Work item —
Check the material that follows and say how many lines include the string "color", giving the number alone.

Provided material —
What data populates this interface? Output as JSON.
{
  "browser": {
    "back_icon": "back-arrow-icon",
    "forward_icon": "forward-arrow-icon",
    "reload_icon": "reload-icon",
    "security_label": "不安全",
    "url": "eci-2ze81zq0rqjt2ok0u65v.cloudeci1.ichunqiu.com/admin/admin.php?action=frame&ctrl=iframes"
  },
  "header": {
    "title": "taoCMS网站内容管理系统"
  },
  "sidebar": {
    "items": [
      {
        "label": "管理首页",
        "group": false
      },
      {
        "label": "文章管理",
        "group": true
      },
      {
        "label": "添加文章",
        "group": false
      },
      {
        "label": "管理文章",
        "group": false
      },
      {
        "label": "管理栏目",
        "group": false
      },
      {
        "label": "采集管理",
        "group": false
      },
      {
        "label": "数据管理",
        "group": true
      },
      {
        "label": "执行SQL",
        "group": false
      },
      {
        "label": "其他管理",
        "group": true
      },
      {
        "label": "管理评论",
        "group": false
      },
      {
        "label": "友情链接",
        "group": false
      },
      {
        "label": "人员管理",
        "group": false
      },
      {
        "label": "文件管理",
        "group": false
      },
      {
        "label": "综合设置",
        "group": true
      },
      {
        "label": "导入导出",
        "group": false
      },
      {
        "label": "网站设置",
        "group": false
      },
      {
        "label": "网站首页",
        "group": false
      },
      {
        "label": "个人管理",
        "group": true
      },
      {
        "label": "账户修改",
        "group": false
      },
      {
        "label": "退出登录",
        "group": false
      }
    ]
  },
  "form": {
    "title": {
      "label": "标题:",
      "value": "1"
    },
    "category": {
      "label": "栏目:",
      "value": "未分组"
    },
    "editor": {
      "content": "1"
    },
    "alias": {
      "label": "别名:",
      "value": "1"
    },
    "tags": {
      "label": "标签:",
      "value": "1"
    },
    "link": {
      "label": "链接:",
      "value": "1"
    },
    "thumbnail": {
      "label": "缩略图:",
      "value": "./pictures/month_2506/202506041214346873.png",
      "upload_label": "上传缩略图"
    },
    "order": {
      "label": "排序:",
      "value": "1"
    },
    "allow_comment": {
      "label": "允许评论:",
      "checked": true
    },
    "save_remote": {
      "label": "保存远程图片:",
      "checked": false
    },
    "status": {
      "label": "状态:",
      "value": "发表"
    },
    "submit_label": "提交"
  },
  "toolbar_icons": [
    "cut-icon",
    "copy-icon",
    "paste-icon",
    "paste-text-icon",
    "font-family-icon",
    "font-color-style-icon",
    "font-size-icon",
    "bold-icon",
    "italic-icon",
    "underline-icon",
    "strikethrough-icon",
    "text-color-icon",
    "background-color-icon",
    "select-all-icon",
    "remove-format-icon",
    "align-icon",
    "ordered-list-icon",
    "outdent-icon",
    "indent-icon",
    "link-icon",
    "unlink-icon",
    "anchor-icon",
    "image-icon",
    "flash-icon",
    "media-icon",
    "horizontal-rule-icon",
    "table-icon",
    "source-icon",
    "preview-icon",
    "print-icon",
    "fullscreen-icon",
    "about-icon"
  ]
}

Result of this exercise —
3